The above photo is of Ruth Cushing and her three children taken by the Bachrach Photo Studio ca. 1920 and provided to me by a grandson of John and Ruth Cushing. In this photo the fireplace is unmolested and you can see the original andirons and firebox. When we found the house the fireplace had been painted cream and maroon and there were some modern brass department store andirons in use. Rather than stripping off the paint which appeared to have been put on in the 70s, we opted to paint it all white to match the wainscoting. It certainly brightens up what tends to be a dark room. When the wood panelling was added to the room in the 70s there was a great tragedy which befell the top of the mantel; the original brick work was chiseled away and they installed a giant, 70s mirror. I connected with some other homeowners through my Old Homes of St. Albans FaceBook page and, miraculously, I came into contact with another St. Albans resident who has the same fireplace in her home... and she provided me pictures so that I can reconstruct this someday! In the meantime, check out what we've got, what we've done and what we've got left to do.
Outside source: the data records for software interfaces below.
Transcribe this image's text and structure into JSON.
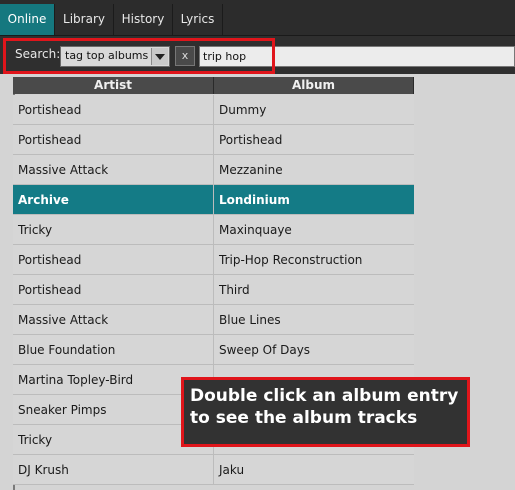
{
  "tabs": [
    {
      "label": "Online",
      "active": true
    },
    {
      "label": "Library",
      "active": false
    },
    {
      "label": "History",
      "active": false
    },
    {
      "label": "Lyrics",
      "active": false
    }
  ],
  "search": {
    "label": "Search:",
    "mode": "tag top albums",
    "clear_label": "x",
    "query": "trip hop"
  },
  "table": {
    "columns": [
      "Artist",
      "Album"
    ],
    "rows": [
      {
        "artist": "Portishead",
        "album": "Dummy"
      },
      {
        "artist": "Portishead",
        "album": "Portishead"
      },
      {
        "artist": "Massive Attack",
        "album": "Mezzanine"
      },
      {
        "artist": "Archive",
        "album": "Londinium",
        "selected": true
      },
      {
        "artist": "Tricky",
        "album": "Maxinquaye"
      },
      {
        "artist": "Portishead",
        "album": "Trip-Hop Reconstruction"
      },
      {
        "artist": "Portishead",
        "album": "Third"
      },
      {
        "artist": "Massive Attack",
        "album": "Blue Lines"
      },
      {
        "artist": "Blue Foundation",
        "album": "Sweep Of Days"
      },
      {
        "artist": "Martina Topley-Bird",
        "album": ""
      },
      {
        "artist": "Sneaker Pimps",
        "album": ""
      },
      {
        "artist": "Tricky",
        "album": ""
      },
      {
        "artist": "DJ Krush",
        "album": "Jaku"
      }
    ]
  },
  "tooltip": {
    "text": "Double click an album entry\nto see the album tracks"
  },
  "colors": {
    "accent": "#15787f",
    "highlight_border": "#e0151b"
  }
}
The Cushing children lounging in the living room.
You can just about make out the original mantle.



This is how the fireplace looked the first time we visited with our realtor.



After removing that terrible mirror and putting up a few pine boards to act as a makeshift frame.


     
And these are the photos from another St. Albans resident. Same fireplace! Slightly smaller mantle deck...




This is how our mantle appears today during our most favorite time of year. And look! I found matching andirons! I literally tripped over these in a dark corner on the very top floor of an old barn that was turned into an antique mall out near Jeffersonville (since closed). I couldn't believe that I found them. I had been searching online for years. I found a set on eBay that were in PA but they were in rough shape with a broken part. These andirons are perfect.